▶ **Problem details**: How many lines in the records below hold the string "duration"? Answer with the number alone.

▶ **App and web page records**:

----------

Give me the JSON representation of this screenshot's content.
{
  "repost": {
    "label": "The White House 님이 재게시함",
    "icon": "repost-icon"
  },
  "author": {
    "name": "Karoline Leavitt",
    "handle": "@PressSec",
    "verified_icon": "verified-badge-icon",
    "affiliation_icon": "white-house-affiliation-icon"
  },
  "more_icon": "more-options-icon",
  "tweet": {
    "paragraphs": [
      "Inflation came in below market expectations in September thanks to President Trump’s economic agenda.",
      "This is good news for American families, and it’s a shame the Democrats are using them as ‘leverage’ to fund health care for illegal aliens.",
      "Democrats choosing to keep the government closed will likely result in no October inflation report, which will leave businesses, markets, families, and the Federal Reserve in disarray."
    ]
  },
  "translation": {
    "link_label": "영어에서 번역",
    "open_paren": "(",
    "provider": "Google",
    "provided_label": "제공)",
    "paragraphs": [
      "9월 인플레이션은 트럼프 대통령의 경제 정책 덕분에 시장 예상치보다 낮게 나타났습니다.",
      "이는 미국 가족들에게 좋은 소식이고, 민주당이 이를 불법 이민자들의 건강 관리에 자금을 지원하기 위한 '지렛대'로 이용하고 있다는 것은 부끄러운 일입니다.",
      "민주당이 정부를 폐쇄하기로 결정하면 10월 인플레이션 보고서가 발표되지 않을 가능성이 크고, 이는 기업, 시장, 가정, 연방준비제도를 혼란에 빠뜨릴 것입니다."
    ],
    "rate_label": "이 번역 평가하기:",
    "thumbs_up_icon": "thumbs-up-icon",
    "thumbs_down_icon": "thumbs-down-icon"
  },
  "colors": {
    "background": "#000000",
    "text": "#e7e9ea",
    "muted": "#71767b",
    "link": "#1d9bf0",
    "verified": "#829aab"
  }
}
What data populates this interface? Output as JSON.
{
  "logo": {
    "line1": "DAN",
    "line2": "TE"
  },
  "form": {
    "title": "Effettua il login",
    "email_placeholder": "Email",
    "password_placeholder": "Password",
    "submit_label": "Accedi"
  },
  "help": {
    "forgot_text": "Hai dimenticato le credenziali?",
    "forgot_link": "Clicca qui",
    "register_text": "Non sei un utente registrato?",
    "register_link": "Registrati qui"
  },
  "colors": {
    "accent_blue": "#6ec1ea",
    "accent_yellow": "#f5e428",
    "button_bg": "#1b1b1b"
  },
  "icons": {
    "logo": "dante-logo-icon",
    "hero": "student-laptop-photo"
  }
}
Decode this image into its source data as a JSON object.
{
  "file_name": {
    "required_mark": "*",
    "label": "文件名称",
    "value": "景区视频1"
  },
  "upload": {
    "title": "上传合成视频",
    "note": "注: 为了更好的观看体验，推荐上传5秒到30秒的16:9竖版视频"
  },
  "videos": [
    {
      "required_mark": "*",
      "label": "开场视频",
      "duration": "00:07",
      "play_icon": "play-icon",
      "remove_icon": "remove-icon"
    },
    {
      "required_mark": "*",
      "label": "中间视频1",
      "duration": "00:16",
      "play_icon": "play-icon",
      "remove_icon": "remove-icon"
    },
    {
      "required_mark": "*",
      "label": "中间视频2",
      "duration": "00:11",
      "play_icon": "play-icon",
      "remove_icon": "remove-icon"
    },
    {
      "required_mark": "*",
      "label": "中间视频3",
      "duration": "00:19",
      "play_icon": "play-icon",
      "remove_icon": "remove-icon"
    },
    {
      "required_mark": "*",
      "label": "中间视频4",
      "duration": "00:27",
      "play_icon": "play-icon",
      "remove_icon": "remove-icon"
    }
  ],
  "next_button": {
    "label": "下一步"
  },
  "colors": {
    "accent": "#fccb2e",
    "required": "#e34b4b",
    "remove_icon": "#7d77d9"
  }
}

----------

▶ **Response**: 5